PM to IDF: Do more to stop infiltrators

Orders Interior Ministry to expel all illegal infiltrators by week's end; Barak: Funds needed for fence.

Sudanese refugees 248.88 (photo credit: Ariel Jerozolimski)
Sudanese refugees 248.88
(photo credit: Ariel Jerozolimski)

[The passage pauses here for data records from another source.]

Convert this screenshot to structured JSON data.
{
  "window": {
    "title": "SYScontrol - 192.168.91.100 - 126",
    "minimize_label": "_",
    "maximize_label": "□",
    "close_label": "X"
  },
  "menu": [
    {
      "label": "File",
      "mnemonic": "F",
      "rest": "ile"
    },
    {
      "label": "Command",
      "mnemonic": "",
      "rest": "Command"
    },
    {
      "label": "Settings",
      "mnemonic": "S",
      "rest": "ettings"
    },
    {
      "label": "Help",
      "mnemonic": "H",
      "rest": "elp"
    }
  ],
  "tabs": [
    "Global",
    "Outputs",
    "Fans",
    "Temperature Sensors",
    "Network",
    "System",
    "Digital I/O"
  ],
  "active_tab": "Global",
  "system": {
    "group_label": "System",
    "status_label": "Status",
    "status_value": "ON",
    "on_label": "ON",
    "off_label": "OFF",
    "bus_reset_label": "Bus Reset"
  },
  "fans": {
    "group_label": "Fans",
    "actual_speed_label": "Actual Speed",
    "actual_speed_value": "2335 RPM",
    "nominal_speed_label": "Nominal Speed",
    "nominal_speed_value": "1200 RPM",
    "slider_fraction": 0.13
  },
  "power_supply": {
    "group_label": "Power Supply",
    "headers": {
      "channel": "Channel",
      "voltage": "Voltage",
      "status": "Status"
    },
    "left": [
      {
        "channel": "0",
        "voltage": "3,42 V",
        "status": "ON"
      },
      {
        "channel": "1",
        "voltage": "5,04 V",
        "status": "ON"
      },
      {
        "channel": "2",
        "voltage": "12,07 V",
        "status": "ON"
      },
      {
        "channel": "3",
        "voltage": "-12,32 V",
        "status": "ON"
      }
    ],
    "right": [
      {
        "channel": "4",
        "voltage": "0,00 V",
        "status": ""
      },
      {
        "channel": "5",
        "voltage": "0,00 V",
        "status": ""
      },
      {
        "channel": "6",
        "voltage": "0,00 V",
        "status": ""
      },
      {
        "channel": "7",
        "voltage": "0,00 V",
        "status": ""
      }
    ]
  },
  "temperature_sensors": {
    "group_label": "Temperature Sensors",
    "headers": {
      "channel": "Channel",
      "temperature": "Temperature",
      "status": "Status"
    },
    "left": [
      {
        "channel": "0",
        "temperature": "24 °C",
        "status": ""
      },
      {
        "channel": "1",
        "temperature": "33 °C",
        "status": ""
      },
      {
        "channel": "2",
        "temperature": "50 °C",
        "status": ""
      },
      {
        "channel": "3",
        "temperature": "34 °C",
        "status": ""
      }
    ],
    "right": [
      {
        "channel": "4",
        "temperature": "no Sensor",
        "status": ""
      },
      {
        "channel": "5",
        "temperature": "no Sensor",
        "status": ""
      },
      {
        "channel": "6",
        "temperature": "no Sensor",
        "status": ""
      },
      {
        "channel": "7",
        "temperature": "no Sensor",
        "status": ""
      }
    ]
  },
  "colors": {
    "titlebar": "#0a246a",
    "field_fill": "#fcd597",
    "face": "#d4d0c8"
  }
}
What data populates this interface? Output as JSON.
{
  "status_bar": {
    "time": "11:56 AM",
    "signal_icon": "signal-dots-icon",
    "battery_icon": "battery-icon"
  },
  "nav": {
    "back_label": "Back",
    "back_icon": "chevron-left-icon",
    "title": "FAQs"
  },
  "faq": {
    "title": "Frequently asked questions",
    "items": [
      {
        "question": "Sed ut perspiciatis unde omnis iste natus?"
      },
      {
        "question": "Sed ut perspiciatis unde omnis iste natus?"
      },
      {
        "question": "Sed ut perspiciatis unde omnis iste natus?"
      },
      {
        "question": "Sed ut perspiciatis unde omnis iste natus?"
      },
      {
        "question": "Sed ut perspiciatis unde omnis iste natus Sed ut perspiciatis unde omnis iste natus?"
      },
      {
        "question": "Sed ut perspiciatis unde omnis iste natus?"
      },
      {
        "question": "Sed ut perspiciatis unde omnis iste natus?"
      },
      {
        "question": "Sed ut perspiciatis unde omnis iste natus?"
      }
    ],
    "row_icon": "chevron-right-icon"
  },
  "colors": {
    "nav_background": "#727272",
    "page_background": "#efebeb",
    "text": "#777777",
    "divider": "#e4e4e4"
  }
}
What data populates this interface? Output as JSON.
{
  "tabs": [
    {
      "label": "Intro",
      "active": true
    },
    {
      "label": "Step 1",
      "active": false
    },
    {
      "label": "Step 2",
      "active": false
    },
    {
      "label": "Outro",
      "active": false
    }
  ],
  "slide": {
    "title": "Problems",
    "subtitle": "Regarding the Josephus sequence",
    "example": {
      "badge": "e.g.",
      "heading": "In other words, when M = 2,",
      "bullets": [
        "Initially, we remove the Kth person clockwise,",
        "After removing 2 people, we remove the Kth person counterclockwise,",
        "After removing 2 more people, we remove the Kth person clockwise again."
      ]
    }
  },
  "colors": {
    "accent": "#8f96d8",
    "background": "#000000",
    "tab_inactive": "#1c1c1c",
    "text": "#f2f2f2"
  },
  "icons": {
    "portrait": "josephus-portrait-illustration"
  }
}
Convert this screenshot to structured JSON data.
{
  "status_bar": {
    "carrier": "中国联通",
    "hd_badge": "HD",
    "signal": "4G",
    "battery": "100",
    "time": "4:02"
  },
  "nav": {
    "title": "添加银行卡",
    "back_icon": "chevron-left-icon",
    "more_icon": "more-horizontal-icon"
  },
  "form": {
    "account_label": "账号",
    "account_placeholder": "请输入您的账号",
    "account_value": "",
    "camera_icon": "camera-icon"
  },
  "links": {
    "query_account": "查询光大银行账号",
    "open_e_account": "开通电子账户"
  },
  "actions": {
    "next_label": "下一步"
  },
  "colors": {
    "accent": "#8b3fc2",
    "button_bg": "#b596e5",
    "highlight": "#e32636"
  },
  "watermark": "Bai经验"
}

Prime Minister Ehud Olmert on Sunday ordered the deportation of thousands of African asylum seekers who entered Israel illegally via Sinai and whose lives would not be endangered if sent home. The Africans should be expelled by the end of the week, the Prime Minister's Office said in a statement. At a meeting called to discuss the issue, Public Security Minister Avi Dichter told fellow cabinet members that an estimated 7,200 people had infiltrated the Israel-Egypt border in the past 14 months. "Wake up," Olmert said at the meeting. "We can no longer continue in this way, not stopping the border infiltrators." Following the meeting, Olmert instructed the Public Security and Interior ministries and the Immigration Authority to work to expel by next weekend people who had entered Israel through the Egyptian border and did not have any legal issue preventing their deportation. Olmert also instructed the Foreign Ministry to contact governments in the refugee seekers' countries of origin to coordinate other solutions for them, as well as to identify countries to which infiltrators could be deported without placing them in danger. The team appointed to determine the status of each infiltrator - whether they are in fact refugees or merely work-seekers - will be reinforced to help speed up its work. In the wake of the increase in the number of people illegally entering Israel, Olmert initially proposed allowing soldiers to open fire on infiltrators, but later decided to provide non-lethal weapons and crowd control devices to troops along the Egyptian border. The IDF, said Olmert "is not doing enough to prevent infiltrators from entering Israel through Egypt... You have a responsibility, and I want to know what you are doing about this matter." "Our problem is that we deal with them once they're already inside, and then an immediate return becomes impossible," Dichter said, adding that 5,000 infiltrators were caught in 2007 alone. The issue of the so-called "hot return" policy - through which the would-be entrants would immediately be returned to Egypt, was a hot topic at the meeting. Participants agreed that in its current iteration, it had failed. Nearly one year ago, Olmert announced that Israel would return to Egypt the majority of the refugees who had arrived in the previous three years. Olmert said that Egyptian President Hosni Mubarak had agreed to take back the refugees. In August 2007, Egypt agreed to such an procedure, in which 48 would-be infiltrators, including 18 children, were returned to Israel's western neighbor within a day of their arrival. But since that one instance, the policy has not been implemented. Five were sent back to Sudan, and jailed by the Sudanese government for having entered the "enemy State of Israel." Many of the other 43 have disappeared since returning to Egypt, and the United Nations High Commission for Refugees has been unable to locate them. Organizations who work the refugees are using the case of the 48 refugees to try to deter the government from returning others to Egypt. Israel is a signatory to several international treaties on refugees, which obligate the country to protect them if they face mortal danger in their country of origin. Defense Minister Ehud Barak said Israel needed to speed up the construction of a "smart" fence along the Sinai border that would alert the IDF as soon as the frontier had been compromised. Similar fences are already in place along the perimeter of the Gaza Strip, and on Israel's northern and eastern borders. Barak said his ministry had completed the planning stages for two the fence in two crucial areas, and called on the Finance Ministry to provide the funds necessary to put the plans into operation. Nearly half of the refugees currently in Israel are from Sudan, where a 22-year conflict has left more than 2.5 million dead, while the most recent refugees have largely been from Eritrea - which millions have left to avoid forced conscription. Israel has agreed to grant asylum and temporary residence status to 600 refugees from Sudan's western Darfur province, the site of ongoing genocide.